The Poetry Foundation lists five quatrain forms based on rhyme pattern. For this prompt we will stick to the first four since we have already covered the rubai rhyme pattern.

1. There is the ballad with rhyme pattern ABAC or ABCB. Samuel Taylor Coleridge’s “The Rime of the Ancient Mariner.” is an example.

2. There is the double couplet with rhyme pattern AABB. A.E. Housman’s “To an Athlete Dying Young” is an example.

3. There is the rhyme pattern ABAB called “interlaced”, “alternate” or “heroic. The example provided is Thomas Gray’s “Elegy Written in a Country Churchyard”.

4. There is the rhyme pattern ABBA called “envelop” or “enclosed”. The example provided is Alfred, Lord Tennyson’s “In Memoriam”.

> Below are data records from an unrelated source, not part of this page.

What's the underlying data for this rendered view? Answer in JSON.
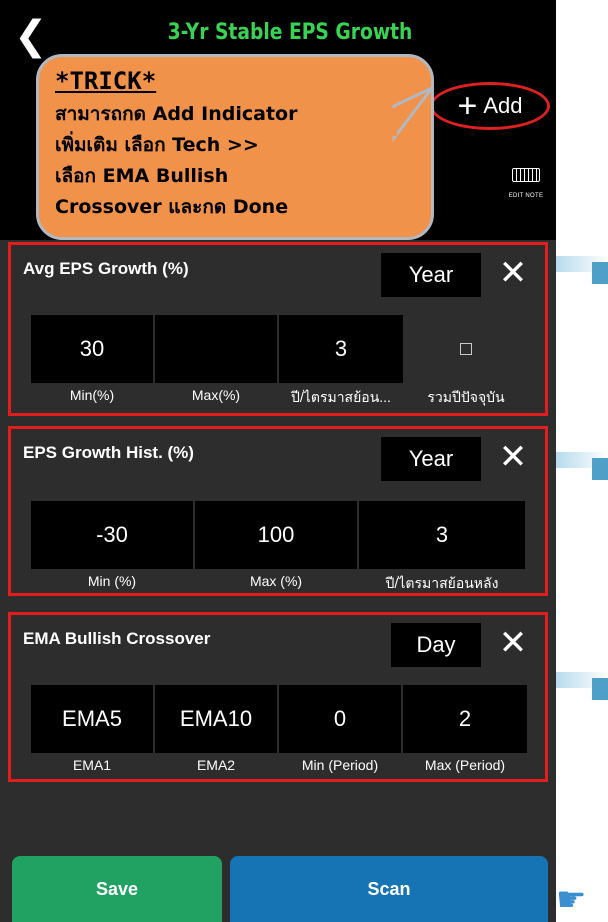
{
  "header": {
    "back_icon": "chevron-left-icon",
    "title": "3-Yr Stable EPS Growth",
    "add_label": "Add",
    "add_icon": "plus-icon",
    "edit_note_label": "EDIT NOTE",
    "edit_note_icon": "keyboard-icon"
  },
  "trick": {
    "title": "*TRICK*",
    "lines": [
      "สามารถกด Add Indicator",
      "เพิ่มเติม เลือก Tech >>",
      "เลือก EMA Bullish",
      "Crossover และกด Done"
    ]
  },
  "cards": [
    {
      "name": "Avg EPS Growth (%)",
      "period": "Year",
      "fields": [
        {
          "value": "30",
          "caption": "Min(%)"
        },
        {
          "value": "",
          "caption": "Max(%)"
        },
        {
          "value": "3",
          "caption": "ปี/ไตรมาสย้อน..."
        },
        {
          "value": "",
          "caption": "รวมปีปัจจุบัน",
          "checkbox": true,
          "checked": false
        }
      ]
    },
    {
      "name": "EPS Growth Hist. (%)",
      "period": "Year",
      "fields": [
        {
          "value": "-30",
          "caption": "Min (%)"
        },
        {
          "value": "100",
          "caption": "Max (%)"
        },
        {
          "value": "3",
          "caption": "ปี/ไตรมาสย้อนหลัง"
        }
      ]
    },
    {
      "name": "EMA Bullish Crossover",
      "period": "Day",
      "fields": [
        {
          "value": "EMA5",
          "caption": "EMA1"
        },
        {
          "value": "EMA10",
          "caption": "EMA2"
        },
        {
          "value": "0",
          "caption": "Min (Period)"
        },
        {
          "value": "2",
          "caption": "Max (Period)"
        }
      ]
    }
  ],
  "footer": {
    "save_label": "Save",
    "scan_label": "Scan"
  },
  "colors": {
    "title_green": "#39d353",
    "highlight_red": "#e11d1d",
    "save_green": "#21a262",
    "scan_blue": "#1673b4",
    "trick_orange": "#f0924a"
  }
}
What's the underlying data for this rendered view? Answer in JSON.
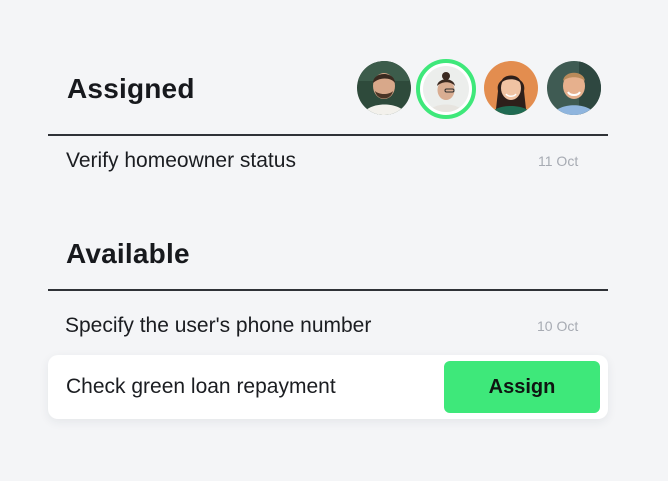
{
  "assigned": {
    "title": "Assigned",
    "avatars": [
      {
        "name": "avatar-man-beard-icon",
        "bg": "#2f4a3a"
      },
      {
        "name": "avatar-man-glasses-icon",
        "selected": true,
        "ring_color": "#3ee87a"
      },
      {
        "name": "avatar-woman-icon",
        "bg": "#e0894a"
      },
      {
        "name": "avatar-man-smiling-icon",
        "bg": "#3f5a52"
      }
    ],
    "tasks": [
      {
        "label": "Verify homeowner status",
        "date": "11 Oct"
      }
    ]
  },
  "available": {
    "title": "Available",
    "tasks": [
      {
        "label": "Specify the user's phone number",
        "date": "10 Oct"
      },
      {
        "label": "Check green loan repayment",
        "action_label": "Assign"
      }
    ]
  },
  "colors": {
    "accent": "#3ee87a",
    "background": "#f4f5f7",
    "date_text": "#a7abb3"
  }
}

Think of these quatrain patterns as constraints like the 44 words of a quadrille and see what you can come up with.

Here is the Eagles’ Hotel California. I hear the lyrics as a ballad with quatrain stanzas (except for the refrain) with two beats per line and rhyme pattern ABCB.

To participate write a quatrain or a poem consisting of no more than four quatrain stanzas and post it to your blog. Copy the blog link and paste the link in the form that will appear when clicking the Mister Linky below. Enjoy the other poems linked there. The prompt will be open for the next two weeks.